Published in Summer 2012 | It was late afternoon on Feb. 2, 1951, when 9-year-old Robert Carter first stepped onto the grounds of Methodist Orphanage (MO). His sister had brought him to Raleigh and he had no idea—until she drove off without him —that MO would be his home for the next seven years. It took several teachers and students to restrain the distraught youngster as he realized he wasn’t going home. “I didn’t respond too well,” Carter says. “But now I understand that it was the best thing for me.”
Born in Leasburg, on the eastern edge of Caswell County, Carter was the youngest of three children in a family struck twice by tragedy in 1950. His father, a tenant farmer, died in April and his mother was killed in a Christmas Eve car crash that claimed the lives of his aunt, an uncle and a cousin and injured his brother and another uncle. Carter was able to walk away from the wreckage with hardly a scratch—but suddenly an orphan.
Through family connections to Union United Methodist Church (now part of the Hightower Charge), Carter was later invited to live at MO. He remembers that the shock and panic he felt in his first hours on campus were replaced that evening by the delight of attending a girls’ basketball game. “Those girls were so pretty and they wore shorts that were so short!” he says. “I decided this wasn’t going to be a bad place to live after all.”
Carter adjusted to his new home and bonded with several boys his age who remain friends nearly 60 years later. He enjoyed the well-structured routine at the orphanage and quickly learned the “dos and don’ts” of campus life. He remembers each Christmas receiving “any present I asked for” and earning money as a teenager with his newspaper route and yard-care job inherited from MO boys who were graduating and leaving town.
He also remembers being allowed to travel alone by bus to attend his sister’s out-of-town wedding. Returning that evening to Raleigh, he “pulled the rope” to signal his stop, getting out on Glenwood Avenue in front of the orphanage gates. But unbeknownst to him, waiting at the downtown bus station was MO superintendent Rev. Leon Larkin. When a frustrated Larkin called campus hours later to report a missing child, he learned that Carter had returned safely and was already in bed.
In the 10th grade, Carter left MO to live with his sister and her family in Burlington. He went from high school into the U.S. Air Force and, after his discharge, lived several years in Nebraska. Just prior to 1970, he moved to Virginia and tried his hand at different jobs before settling into a career with the U.S. Postal Service. He worked 31 years with the USPS, primarily in Petersburg, Va., where he lives today, and retired in 2005.
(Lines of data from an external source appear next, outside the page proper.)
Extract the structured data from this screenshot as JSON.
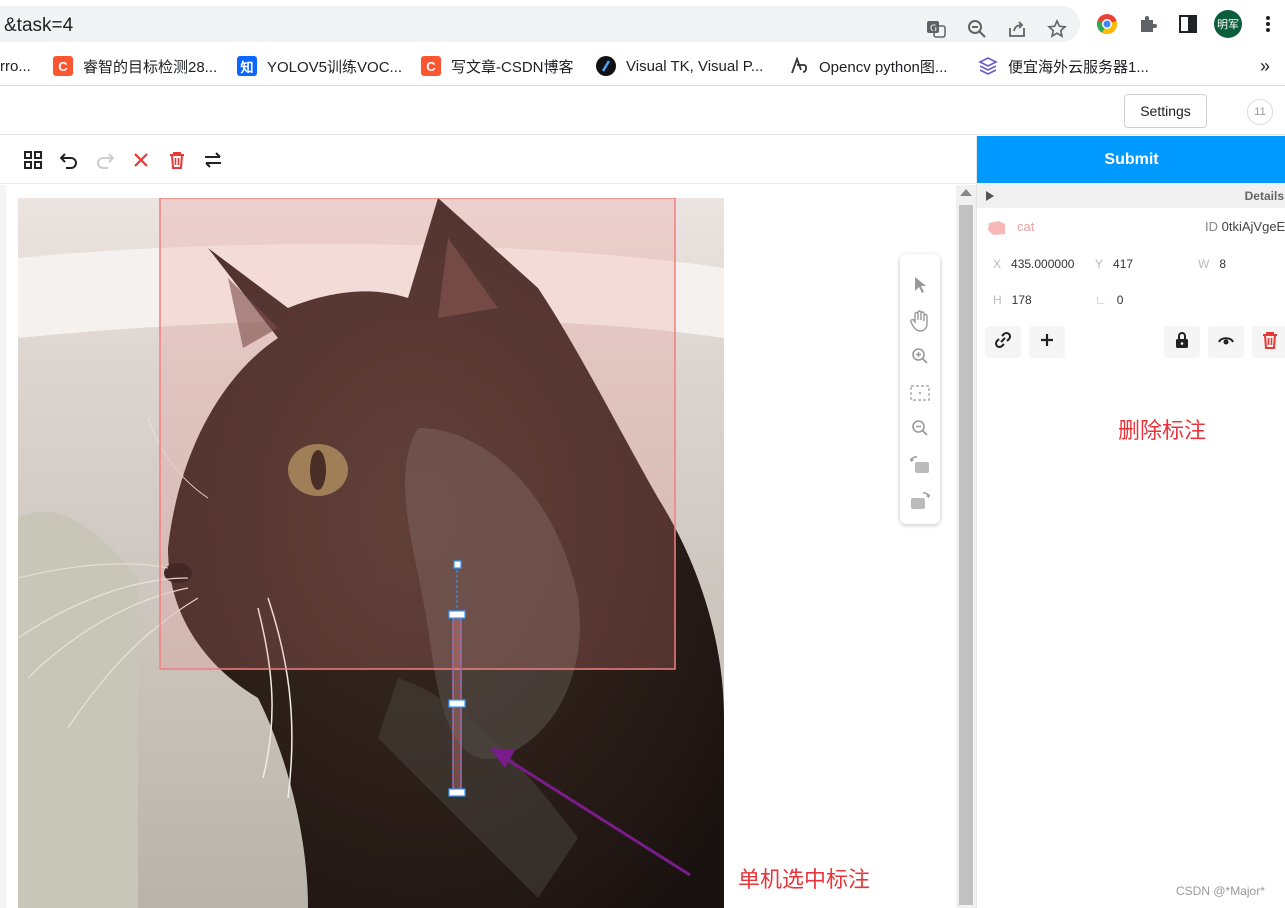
{
  "browser": {
    "address": "&task=4",
    "avatar_text": "明军",
    "bookmarks": [
      {
        "label": "rro...",
        "icon": "none"
      },
      {
        "label": "睿智的目标检测28...",
        "icon": "csdn-icon"
      },
      {
        "label": "YOLOV5训练VOC...",
        "icon": "zhihu-icon"
      },
      {
        "label": "写文章-CSDN博客",
        "icon": "csdn-icon"
      },
      {
        "label": "Visual TK, Visual P...",
        "icon": "visualtk-icon"
      },
      {
        "label": "Opencv python图...",
        "icon": "opencv-icon"
      },
      {
        "label": "便宜海外云服务器1...",
        "icon": "cloud-icon"
      }
    ],
    "zhihu_glyph": "知",
    "csdn_glyph": "C",
    "more": "»"
  },
  "app": {
    "settings_label": "Settings",
    "badge": "11"
  },
  "panel": {
    "submit_label": "Submit",
    "details_label": "Details",
    "region": {
      "label": "cat",
      "id_prefix": "ID",
      "id_value": "0tkiAjVgeE",
      "x_label": "X",
      "x_value": "435.000000",
      "y_label": "Y",
      "y_value": "417",
      "w_label": "W",
      "w_value": "8",
      "h_label": "H",
      "h_value": "178",
      "angle_label": "∟",
      "angle_value": "0"
    }
  },
  "annotations": {
    "delete_note": "删除标注",
    "select_note": "单机选中标注"
  },
  "watermark": "CSDN @*Major*",
  "colors": {
    "submit": "#0099ff",
    "annotation_text": "#e8353b",
    "arrow": "#7b1c8c",
    "bbox": "#f08080"
  }
}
One of the best parts of retirement, Carter says, is having time to spend with his orphanage “brothers and sisters,” both informally and at MO/MHC Alumni Association events. He remembers fondly his time at MO—and the teachers and staff who, in a way, became his parents for seven years.
“They really were good to me.” — Peter MacBeth